We secularists are a vanishingly tiny, highly stigmatized minority attempting improbable feats against impossible odds. Tearing into moderating voices and creating false dichotomies about accommodationism[v] and confrontationalism – it’s preposterous. We need our anger, but we need to learn to use it in ways that work. We also need to learn that anger is just one of dozens of emotions, each with its own purpose and use.
I am often angered, shocked, and aggrieved by the abuses that are endemic to religion and supernaturalism. However, I am also bemused, interested in, and often fascinated by the people who believe in them – and by the comforts they find there. Religion and supernaturalism are the only support structures that exist for a heartbreakingly large portion of humanity; therefore, I cannot condone the idea that the abuses within religion and supernaturalism make retaliatory counter-abuses compulsory.
Religion and supernaturalism are deeply problematic, yet it’s clear that a mere lack of religion doesn’t necessarily ennoble or improve people – because improvement requires sincere self-reflection, healthy community, ethical and moral guidelines, emotional and intellectual proficiency, meaningful communication, and plain old love.
If our movement is to improve and become viable, then we must undertake the serious work that improvement requires. We must also invite community-builders, dissent voices, ambassadors, comedians, intentional non-polemicists, interfaith visionaries, and courageous communicators to use their versions of anger – moderated by sadness, grief, hope, fear, and love – to build a welcoming and inclusive community for current and future refugees from religion and supernaturalism.
Just so we’re clear, these current refugees include you and me. I want to speak with you, my fellow seeker of justice and reason, no matter how angry you are; no matter how horrified you are; and no matter how much your grief threatens to crush you … but we can’t communicate, and we can’t get anywhere together if you let your necessary emotions erase your compassion, your reason, and your honor.
So go ahead and state your objections, your hopes, your fears, and your angers, and let’s build a movement that can replace religion and supernaturalism – not because we can shout louder than anyone else – but because our movement is civil, ethical, noble, intellectually gifted, and emotionally awesome.
Karla McLaren ended her New Age healing career in 2003 to study the social sciences and the ways that social forces shape behavior. Her most recent titles are the book The Language of Emotions (2010), and the sociological study “Inside and Outcast” (Journal of Homosexuality, 2010), co-authored with cult expert Janja Lalich.
[i] Why do we require civility? Because it helps us moderate our anger so we don’t behave in abusive and destructive ways.

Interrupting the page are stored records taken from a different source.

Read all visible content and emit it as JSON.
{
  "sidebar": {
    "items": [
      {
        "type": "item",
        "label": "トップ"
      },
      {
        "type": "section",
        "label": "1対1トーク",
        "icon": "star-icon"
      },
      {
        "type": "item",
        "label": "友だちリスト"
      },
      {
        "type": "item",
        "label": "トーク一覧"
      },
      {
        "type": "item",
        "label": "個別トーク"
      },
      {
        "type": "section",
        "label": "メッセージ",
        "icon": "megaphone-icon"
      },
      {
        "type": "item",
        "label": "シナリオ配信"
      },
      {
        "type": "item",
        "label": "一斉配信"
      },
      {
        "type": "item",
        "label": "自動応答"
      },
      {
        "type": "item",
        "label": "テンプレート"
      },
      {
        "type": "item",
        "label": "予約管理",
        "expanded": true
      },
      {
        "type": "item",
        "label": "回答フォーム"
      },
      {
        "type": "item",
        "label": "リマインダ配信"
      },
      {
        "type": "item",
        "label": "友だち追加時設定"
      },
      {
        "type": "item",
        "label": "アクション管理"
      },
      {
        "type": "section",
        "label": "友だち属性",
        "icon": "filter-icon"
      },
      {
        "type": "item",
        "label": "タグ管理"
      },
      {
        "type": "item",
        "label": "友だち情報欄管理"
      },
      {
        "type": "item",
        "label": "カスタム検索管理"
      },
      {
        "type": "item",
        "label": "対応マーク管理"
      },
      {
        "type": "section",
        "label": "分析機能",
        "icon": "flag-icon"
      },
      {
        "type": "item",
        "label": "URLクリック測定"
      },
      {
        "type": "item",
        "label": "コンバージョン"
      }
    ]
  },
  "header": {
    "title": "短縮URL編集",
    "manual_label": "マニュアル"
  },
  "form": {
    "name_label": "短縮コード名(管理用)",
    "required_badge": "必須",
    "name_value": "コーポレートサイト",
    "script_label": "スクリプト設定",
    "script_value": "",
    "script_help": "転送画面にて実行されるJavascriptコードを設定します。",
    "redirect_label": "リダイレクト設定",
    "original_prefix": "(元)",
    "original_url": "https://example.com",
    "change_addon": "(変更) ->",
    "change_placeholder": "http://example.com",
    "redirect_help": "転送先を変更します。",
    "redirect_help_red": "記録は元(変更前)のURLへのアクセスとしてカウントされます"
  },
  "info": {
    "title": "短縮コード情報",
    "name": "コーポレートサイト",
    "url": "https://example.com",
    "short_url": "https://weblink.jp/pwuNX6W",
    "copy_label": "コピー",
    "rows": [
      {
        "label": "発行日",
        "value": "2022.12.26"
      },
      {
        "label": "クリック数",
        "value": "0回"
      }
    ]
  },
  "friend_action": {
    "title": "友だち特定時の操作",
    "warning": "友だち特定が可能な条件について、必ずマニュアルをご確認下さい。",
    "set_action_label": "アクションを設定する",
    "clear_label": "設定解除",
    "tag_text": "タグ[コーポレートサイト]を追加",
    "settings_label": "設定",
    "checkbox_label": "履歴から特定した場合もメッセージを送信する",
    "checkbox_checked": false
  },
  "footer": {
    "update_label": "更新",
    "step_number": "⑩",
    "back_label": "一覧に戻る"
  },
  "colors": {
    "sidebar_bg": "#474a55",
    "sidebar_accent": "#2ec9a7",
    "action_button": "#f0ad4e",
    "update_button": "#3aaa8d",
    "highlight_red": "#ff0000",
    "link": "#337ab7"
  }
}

Why do we require courage? Because it helps us face things that terrify us. Civility requires anger; courage requires fear.
[ii] Actually, I specifically chose to use the authors Dawkins, Harris, Hitchens, and Dennett (The Four Horsemen of Atheism) as exemplars, because they’re public polemicists (yes, I know that all four men have moved on in their work and in their approaches, but I am focusing upon very specific behaviors that their early polemics encouraged). I chose The Four because I knew they could take a punch and not be hurt (or even take any notice). I’m nothing to them, and I used them because I knew that my anger could not hurt them.
[iii] A meme is an often-repeated, fast-moving, and quickly adopted slogan or idea. The word was coined by Richard Dawkins as a way to conceptualize the transmission (and success) of ideas in much the same way successful genes are transmitted through evolution. Note that a successful gene (such as one that transmits hereditary hemophilia, for instance) or meme (“death panels” comes to mind) is not necessarily a beneficial one.